Task prompt: Read through the listing below and return only the lines containing "caption".

%%

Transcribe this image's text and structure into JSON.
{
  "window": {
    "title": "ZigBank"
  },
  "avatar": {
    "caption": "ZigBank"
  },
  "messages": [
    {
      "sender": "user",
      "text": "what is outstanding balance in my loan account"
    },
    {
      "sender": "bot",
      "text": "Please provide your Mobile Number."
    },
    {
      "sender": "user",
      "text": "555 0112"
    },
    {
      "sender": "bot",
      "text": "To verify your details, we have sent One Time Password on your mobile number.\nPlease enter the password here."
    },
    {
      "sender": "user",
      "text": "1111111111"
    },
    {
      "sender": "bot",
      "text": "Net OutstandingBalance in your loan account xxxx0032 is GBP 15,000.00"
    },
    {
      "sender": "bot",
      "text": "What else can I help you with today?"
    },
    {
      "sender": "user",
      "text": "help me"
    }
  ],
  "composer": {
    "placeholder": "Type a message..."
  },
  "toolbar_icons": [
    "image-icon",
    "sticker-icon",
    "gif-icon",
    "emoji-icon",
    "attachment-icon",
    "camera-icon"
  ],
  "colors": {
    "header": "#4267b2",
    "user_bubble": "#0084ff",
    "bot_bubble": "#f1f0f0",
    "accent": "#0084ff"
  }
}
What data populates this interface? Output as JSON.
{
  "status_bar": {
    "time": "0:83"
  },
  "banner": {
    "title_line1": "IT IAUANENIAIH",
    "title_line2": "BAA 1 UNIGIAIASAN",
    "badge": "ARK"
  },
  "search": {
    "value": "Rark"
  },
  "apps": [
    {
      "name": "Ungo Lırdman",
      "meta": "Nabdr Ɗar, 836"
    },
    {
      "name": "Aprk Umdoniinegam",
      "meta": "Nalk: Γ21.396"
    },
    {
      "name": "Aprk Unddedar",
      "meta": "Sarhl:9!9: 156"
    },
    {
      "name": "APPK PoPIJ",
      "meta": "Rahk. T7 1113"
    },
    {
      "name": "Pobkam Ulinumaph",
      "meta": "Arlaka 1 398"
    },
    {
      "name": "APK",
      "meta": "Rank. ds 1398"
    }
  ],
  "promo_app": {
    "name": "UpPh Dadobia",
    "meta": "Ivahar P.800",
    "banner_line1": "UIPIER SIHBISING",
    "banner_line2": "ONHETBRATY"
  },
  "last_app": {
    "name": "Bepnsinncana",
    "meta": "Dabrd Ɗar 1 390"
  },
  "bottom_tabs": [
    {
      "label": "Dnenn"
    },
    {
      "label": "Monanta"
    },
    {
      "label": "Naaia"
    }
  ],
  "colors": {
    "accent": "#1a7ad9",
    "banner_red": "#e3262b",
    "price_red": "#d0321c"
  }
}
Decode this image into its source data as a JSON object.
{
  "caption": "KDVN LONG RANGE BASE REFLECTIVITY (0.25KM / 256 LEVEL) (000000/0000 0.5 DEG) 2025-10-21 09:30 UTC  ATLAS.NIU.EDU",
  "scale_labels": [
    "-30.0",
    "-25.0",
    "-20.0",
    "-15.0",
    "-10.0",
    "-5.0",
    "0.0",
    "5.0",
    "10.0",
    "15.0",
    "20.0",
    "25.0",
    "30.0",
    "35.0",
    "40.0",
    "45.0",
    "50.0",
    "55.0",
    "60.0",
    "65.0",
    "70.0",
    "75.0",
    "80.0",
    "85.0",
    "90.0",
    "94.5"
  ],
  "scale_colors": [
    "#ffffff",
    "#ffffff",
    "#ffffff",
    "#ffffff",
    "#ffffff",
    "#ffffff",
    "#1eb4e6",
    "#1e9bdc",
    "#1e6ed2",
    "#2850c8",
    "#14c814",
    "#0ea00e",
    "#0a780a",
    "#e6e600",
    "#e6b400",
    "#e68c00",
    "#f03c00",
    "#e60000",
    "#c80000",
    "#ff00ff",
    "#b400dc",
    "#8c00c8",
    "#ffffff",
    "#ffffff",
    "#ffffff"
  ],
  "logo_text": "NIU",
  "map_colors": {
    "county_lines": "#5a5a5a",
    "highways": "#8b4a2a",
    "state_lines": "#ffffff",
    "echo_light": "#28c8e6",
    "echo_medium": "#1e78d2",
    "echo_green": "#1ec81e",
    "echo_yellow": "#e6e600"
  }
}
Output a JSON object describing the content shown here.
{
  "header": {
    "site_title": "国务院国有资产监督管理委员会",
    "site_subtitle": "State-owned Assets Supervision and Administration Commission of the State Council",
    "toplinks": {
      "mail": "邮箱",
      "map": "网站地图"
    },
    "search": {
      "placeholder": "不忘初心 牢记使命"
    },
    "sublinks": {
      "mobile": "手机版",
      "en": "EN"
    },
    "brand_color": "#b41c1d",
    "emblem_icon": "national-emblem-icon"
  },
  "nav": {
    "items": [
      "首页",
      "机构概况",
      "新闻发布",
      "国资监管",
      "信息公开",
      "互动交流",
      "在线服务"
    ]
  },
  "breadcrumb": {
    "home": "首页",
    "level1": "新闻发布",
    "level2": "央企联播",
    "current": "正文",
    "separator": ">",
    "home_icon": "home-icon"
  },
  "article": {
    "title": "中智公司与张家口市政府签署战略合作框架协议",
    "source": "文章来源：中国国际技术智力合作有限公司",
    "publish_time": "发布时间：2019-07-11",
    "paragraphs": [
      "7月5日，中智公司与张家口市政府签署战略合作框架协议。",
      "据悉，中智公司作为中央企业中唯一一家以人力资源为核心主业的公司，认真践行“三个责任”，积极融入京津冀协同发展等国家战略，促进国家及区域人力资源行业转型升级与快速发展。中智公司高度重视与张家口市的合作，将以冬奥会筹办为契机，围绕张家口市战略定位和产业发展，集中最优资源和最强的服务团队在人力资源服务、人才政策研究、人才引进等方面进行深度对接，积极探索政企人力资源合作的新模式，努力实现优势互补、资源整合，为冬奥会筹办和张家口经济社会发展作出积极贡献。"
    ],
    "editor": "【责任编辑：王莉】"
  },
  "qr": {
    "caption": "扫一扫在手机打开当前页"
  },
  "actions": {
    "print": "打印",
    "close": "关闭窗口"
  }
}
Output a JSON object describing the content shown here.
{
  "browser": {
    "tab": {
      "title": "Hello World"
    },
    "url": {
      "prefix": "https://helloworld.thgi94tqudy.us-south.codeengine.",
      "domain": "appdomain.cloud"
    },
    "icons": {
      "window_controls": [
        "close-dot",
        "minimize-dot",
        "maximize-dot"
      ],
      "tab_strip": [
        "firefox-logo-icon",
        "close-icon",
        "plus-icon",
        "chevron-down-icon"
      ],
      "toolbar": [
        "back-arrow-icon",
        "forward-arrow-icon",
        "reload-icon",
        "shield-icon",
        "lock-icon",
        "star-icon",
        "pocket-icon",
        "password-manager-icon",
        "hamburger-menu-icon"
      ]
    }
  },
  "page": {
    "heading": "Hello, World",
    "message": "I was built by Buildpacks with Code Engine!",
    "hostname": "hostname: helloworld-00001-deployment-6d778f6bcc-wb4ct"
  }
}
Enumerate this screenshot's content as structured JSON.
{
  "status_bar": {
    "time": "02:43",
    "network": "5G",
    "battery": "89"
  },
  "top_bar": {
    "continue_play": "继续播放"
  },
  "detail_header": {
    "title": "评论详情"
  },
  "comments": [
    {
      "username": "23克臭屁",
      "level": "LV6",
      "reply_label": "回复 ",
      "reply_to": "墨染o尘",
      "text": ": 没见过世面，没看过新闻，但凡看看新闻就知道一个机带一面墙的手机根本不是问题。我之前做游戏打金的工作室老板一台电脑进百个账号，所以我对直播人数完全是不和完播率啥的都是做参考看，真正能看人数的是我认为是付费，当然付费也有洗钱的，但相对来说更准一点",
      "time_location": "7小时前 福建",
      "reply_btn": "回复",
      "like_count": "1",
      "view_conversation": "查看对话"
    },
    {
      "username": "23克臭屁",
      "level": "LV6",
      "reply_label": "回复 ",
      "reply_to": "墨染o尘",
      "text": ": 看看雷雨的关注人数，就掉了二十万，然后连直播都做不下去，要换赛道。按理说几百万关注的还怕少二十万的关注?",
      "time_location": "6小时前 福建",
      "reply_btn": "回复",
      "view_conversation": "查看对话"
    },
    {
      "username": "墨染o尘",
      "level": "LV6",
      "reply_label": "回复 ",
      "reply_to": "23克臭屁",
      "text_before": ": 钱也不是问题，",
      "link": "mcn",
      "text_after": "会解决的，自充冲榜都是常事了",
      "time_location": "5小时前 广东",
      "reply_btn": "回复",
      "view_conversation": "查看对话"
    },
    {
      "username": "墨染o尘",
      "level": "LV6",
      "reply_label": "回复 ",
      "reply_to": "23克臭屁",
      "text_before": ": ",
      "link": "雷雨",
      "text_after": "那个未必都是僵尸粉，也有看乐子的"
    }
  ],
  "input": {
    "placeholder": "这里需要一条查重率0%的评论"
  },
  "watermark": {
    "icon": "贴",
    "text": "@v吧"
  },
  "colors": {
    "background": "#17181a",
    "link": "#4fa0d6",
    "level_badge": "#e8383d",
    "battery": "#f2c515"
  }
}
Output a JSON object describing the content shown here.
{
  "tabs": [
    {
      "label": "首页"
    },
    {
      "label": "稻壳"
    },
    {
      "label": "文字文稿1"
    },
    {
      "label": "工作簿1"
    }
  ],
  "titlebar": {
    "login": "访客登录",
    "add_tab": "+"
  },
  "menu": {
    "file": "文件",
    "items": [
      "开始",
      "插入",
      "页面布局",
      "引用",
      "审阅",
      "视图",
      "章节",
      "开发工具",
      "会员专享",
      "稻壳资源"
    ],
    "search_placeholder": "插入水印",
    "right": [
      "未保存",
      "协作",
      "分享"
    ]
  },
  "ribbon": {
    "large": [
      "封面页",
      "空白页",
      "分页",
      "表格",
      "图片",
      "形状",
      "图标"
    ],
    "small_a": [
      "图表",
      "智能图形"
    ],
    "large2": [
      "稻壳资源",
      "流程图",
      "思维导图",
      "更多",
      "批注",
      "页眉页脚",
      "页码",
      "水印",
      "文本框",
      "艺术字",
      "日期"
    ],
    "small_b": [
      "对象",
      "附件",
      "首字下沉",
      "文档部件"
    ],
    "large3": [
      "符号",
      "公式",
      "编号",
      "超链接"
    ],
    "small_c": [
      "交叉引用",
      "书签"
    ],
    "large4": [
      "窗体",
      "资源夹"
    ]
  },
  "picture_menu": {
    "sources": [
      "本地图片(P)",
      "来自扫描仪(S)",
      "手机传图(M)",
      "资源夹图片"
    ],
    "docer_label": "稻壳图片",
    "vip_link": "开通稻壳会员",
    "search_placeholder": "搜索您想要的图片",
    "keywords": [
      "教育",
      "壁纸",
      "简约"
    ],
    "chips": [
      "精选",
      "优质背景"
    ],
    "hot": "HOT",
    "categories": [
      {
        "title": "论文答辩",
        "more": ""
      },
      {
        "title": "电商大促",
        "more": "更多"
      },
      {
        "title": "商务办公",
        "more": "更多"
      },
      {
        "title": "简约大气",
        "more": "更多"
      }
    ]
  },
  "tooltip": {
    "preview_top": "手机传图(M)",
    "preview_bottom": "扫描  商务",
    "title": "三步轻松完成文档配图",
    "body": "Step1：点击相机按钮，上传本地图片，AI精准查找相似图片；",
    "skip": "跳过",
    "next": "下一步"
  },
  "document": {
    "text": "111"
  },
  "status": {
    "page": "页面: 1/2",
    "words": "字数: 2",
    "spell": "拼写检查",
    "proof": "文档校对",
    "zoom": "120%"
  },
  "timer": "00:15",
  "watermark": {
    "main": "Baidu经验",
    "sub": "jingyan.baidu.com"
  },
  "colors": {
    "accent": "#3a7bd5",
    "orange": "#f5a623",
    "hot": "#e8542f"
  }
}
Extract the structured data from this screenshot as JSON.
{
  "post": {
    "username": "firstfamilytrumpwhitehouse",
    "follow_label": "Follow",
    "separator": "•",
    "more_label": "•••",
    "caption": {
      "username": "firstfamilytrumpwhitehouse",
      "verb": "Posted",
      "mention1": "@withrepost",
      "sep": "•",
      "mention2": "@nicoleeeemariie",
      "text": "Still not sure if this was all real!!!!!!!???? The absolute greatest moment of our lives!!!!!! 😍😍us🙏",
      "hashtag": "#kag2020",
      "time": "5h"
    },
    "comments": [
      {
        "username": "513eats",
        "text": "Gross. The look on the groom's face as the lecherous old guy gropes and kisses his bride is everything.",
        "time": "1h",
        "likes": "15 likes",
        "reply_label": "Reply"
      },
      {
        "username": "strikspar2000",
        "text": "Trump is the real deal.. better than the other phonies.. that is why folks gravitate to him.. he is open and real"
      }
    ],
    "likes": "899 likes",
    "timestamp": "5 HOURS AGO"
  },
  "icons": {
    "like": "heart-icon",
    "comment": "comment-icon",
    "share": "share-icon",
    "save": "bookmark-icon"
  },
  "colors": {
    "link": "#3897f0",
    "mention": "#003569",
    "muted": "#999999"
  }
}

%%

Output for this task:
    "caption": "ZigBank"
  "caption": "KDVN LONG RANGE BASE REFLECTIVITY (0.25KM / 256 LEVEL) (000000/0000 0.5 DEG) 2025-10-21 09:30 UTC  ATLAS.NIU.EDU",
    "caption": "扫一扫在手机打开当前页"
    "caption": {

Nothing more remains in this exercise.